(Data for review)

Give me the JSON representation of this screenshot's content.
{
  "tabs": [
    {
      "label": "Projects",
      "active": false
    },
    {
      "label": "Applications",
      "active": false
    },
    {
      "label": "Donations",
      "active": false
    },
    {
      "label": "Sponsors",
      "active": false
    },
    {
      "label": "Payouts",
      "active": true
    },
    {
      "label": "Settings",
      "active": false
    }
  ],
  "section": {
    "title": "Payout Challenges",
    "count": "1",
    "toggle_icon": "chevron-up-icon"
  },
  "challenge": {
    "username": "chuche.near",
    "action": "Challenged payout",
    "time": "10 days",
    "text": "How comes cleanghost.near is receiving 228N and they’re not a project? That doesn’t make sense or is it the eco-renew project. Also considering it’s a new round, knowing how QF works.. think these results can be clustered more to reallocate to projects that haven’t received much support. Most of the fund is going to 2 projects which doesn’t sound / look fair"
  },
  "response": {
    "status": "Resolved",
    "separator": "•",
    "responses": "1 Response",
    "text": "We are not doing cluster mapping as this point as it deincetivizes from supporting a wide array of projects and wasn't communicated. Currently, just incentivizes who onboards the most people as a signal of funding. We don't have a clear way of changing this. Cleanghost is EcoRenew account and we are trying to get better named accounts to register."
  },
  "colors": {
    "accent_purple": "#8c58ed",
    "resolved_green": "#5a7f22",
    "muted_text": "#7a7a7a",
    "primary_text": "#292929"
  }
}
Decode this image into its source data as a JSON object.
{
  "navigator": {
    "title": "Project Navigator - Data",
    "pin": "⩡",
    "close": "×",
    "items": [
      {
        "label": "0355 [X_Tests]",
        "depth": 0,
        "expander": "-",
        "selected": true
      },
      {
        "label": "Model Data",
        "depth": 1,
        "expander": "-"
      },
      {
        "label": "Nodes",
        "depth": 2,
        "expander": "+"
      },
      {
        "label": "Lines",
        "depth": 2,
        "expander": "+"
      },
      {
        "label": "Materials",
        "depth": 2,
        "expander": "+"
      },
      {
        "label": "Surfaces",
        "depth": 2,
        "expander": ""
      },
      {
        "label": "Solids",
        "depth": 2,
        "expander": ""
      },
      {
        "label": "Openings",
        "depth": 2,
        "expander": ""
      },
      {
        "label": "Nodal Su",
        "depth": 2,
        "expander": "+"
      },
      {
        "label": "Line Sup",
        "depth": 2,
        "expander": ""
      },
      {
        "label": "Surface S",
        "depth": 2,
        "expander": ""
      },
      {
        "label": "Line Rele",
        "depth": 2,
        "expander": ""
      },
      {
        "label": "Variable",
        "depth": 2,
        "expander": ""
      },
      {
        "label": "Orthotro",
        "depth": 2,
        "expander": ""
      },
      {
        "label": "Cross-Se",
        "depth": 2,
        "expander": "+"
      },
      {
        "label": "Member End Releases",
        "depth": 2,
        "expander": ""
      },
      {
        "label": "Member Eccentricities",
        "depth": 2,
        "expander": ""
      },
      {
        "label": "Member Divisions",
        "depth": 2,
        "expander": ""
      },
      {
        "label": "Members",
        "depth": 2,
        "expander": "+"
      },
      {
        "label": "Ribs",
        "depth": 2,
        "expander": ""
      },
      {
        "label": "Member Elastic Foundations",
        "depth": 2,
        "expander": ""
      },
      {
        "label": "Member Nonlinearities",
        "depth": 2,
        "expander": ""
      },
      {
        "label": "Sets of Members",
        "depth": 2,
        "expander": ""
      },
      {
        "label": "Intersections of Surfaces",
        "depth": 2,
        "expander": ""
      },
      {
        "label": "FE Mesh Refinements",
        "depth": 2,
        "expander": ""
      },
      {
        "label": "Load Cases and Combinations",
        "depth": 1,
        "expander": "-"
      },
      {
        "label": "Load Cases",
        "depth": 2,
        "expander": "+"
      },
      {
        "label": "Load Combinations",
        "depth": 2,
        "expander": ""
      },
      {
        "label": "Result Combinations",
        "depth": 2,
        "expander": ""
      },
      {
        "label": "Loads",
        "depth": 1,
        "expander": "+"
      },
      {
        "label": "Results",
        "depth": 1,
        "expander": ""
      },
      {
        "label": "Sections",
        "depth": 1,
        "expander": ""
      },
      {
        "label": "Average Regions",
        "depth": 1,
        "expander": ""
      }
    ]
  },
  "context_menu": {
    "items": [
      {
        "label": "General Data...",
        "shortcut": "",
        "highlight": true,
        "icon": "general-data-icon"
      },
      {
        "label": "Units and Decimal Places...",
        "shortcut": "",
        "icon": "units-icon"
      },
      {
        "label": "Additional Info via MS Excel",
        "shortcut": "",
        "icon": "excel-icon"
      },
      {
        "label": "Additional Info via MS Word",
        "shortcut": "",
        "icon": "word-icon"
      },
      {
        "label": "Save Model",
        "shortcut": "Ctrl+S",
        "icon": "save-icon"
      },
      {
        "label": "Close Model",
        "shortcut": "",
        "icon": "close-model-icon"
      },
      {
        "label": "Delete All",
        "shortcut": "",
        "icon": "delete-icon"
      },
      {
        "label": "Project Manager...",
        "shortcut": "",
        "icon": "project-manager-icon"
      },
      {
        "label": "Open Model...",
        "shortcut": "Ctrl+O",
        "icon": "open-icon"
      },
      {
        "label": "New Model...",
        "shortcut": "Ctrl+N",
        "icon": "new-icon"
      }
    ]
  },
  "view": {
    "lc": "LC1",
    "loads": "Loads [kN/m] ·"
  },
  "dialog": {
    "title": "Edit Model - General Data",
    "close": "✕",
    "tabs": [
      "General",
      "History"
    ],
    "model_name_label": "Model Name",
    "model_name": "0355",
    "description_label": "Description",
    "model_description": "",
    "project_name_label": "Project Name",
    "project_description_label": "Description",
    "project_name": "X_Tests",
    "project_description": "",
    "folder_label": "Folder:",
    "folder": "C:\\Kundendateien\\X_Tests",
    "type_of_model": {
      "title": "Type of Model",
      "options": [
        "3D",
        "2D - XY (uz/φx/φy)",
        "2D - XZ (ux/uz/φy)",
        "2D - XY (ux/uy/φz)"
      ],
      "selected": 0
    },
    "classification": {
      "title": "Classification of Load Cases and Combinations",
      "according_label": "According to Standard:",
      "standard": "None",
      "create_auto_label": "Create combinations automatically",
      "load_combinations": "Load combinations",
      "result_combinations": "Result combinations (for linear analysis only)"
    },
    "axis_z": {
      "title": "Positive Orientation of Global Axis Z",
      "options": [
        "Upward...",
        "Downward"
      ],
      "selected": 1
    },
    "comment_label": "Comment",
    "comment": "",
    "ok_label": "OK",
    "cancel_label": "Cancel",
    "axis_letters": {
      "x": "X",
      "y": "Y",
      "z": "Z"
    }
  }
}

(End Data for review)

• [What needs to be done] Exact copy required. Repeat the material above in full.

• [Solution for this task]
Give me the JSON representation of this screenshot's content.
{
  "tabs": [
    {
      "label": "Projects",
      "active": false
    },
    {
      "label": "Applications",
      "active": false
    },
    {
      "label": "Donations",
      "active": false
    },
    {
      "label": "Sponsors",
      "active": false
    },
    {
      "label": "Payouts",
      "active": true
    },
    {
      "label": "Settings",
      "active": false
    }
  ],
  "section": {
    "title": "Payout Challenges",
    "count": "1",
    "toggle_icon": "chevron-up-icon"
  },
  "challenge": {
    "username": "chuche.near",
    "action": "Challenged payout",
    "time": "10 days",
    "text": "How comes cleanghost.near is receiving 228N and they’re not a project? That doesn’t make sense or is it the eco-renew project. Also considering it’s a new round, knowing how QF works.. think these results can be clustered more to reallocate to projects that haven’t received much support. Most of the fund is going to 2 projects which doesn’t sound / look fair"
  },
  "response": {
    "status": "Resolved",
    "separator": "•",
    "responses": "1 Response",
    "text": "We are not doing cluster mapping as this point as it deincetivizes from supporting a wide array of projects and wasn't communicated. Currently, just incentivizes who onboards the most people as a signal of funding. We don't have a clear way of changing this. Cleanghost is EcoRenew account and we are trying to get better named accounts to register."
  },
  "colors": {
    "accent_purple": "#8c58ed",
    "resolved_green": "#5a7f22",
    "muted_text": "#7a7a7a",
    "primary_text": "#292929"
  }
}
Decode this image into its source data as a JSON object.
{
  "navigator": {
    "title": "Project Navigator - Data",
    "pin": "⩡",
    "close": "×",
    "items": [
      {
        "label": "0355 [X_Tests]",
        "depth": 0,
        "expander": "-",
        "selected": true
      },
      {
        "label": "Model Data",
        "depth": 1,
        "expander": "-"
      },
      {
        "label": "Nodes",
        "depth": 2,
        "expander": "+"
      },
      {
        "label": "Lines",
        "depth": 2,
        "expander": "+"
      },
      {
        "label": "Materials",
        "depth": 2,
        "expander": "+"
      },
      {
        "label": "Surfaces",
        "depth": 2,
        "expander": ""
      },
      {
        "label": "Solids",
        "depth": 2,
        "expander": ""
      },
      {
        "label": "Openings",
        "depth": 2,
        "expander": ""
      },
      {
        "label": "Nodal Su",
        "depth": 2,
        "expander": "+"
      },
      {
        "label": "Line Sup",
        "depth": 2,
        "expander": ""
      },
      {
        "label": "Surface S",
        "depth": 2,
        "expander": ""
      },
      {
        "label": "Line Rele",
        "depth": 2,
        "expander": ""
      },
      {
        "label": "Variable",
        "depth": 2,
        "expander": ""
      },
      {
        "label": "Orthotro",
        "depth": 2,
        "expander": ""
      },
      {
        "label": "Cross-Se",
        "depth": 2,
        "expander": "+"
      },
      {
        "label": "Member End Releases",
        "depth": 2,
        "expander": ""
      },
      {
        "label": "Member Eccentricities",
        "depth": 2,
        "expander": ""
      },
      {
        "label": "Member Divisions",
        "depth": 2,
        "expander": ""
      },
      {
        "label": "Members",
        "depth": 2,
        "expander": "+"
      },
      {
        "label": "Ribs",
        "depth": 2,
        "expander": ""
      },
      {
        "label": "Member Elastic Foundations",
        "depth": 2,
        "expander": ""
      },
      {
        "label": "Member Nonlinearities",
        "depth": 2,
        "expander": ""
      },
      {
        "label": "Sets of Members",
        "depth": 2,
        "expander": ""
      },
      {
        "label": "Intersections of Surfaces",
        "depth": 2,
        "expander": ""
      },
      {
        "label": "FE Mesh Refinements",
        "depth": 2,
        "expander": ""
      },
      {
        "label": "Load Cases and Combinations",
        "depth": 1,
        "expander": "-"
      },
      {
        "label": "Load Cases",
        "depth": 2,
        "expander": "+"
      },
      {
        "label": "Load Combinations",
        "depth": 2,
        "expander": ""
      },
      {
        "label": "Result Combinations",
        "depth": 2,
        "expander": ""
      },
      {
        "label": "Loads",
        "depth": 1,
        "expander": "+"
      },
      {
        "label": "Results",
        "depth": 1,
        "expander": ""
      },
      {
        "label": "Sections",
        "depth": 1,
        "expander": ""
      },
      {
        "label": "Average Regions",
        "depth": 1,
        "expander": ""
      }
    ]
  },
  "context_menu": {
    "items": [
      {
        "label": "General Data...",
        "shortcut": "",
        "highlight": true,
        "icon": "general-data-icon"
      },
      {
        "label": "Units and Decimal Places...",
        "shortcut": "",
        "icon": "units-icon"
      },
      {
        "label": "Additional Info via MS Excel",
        "shortcut": "",
        "icon": "excel-icon"
      },
      {
        "label": "Additional Info via MS Word",
        "shortcut": "",
        "icon": "word-icon"
      },
      {
        "label": "Save Model",
        "shortcut": "Ctrl+S",
        "icon": "save-icon"
      },
      {
        "label": "Close Model",
        "shortcut": "",
        "icon": "close-model-icon"
      },
      {
        "label": "Delete All",
        "shortcut": "",
        "icon": "delete-icon"
      },
      {
        "label": "Project Manager...",
        "shortcut": "",
        "icon": "project-manager-icon"
      },
      {
        "label": "Open Model...",
        "shortcut": "Ctrl+O",
        "icon": "open-icon"
      },
      {
        "label": "New Model...",
        "shortcut": "Ctrl+N",
        "icon": "new-icon"
      }
    ]
  },
  "view": {
    "lc": "LC1",
    "loads": "Loads [kN/m] ·"
  },
  "dialog": {
    "title": "Edit Model - General Data",
    "close": "✕",
    "tabs": [
      "General",
      "History"
    ],
    "model_name_label": "Model Name",
    "model_name": "0355",
    "description_label": "Description",
    "model_description": "",
    "project_name_label": "Project Name",
    "project_description_label": "Description",
    "project_name": "X_Tests",
    "project_description": "",
    "folder_label": "Folder:",
    "folder": "C:\\Kundendateien\\X_Tests",
    "type_of_model": {
      "title": "Type of Model",
      "options": [
        "3D",
        "2D - XY (uz/φx/φy)",
        "2D - XZ (ux/uz/φy)",
        "2D - XY (ux/uy/φz)"
      ],
      "selected": 0
    },
    "classification": {
      "title": "Classification of Load Cases and Combinations",
      "according_label": "According to Standard:",
      "standard": "None",
      "create_auto_label": "Create combinations automatically",
      "load_combinations": "Load combinations",
      "result_combinations": "Result combinations (for linear analysis only)"
    },
    "axis_z": {
      "title": "Positive Orientation of Global Axis Z",
      "options": [
        "Upward...",
        "Downward"
      ],
      "selected": 1
    },
    "comment_label": "Comment",
    "comment": "",
    "ok_label": "OK",
    "cancel_label": "Cancel",
    "axis_letters": {
      "x": "X",
      "y": "Y",
      "z": "Z"
    }
  }
}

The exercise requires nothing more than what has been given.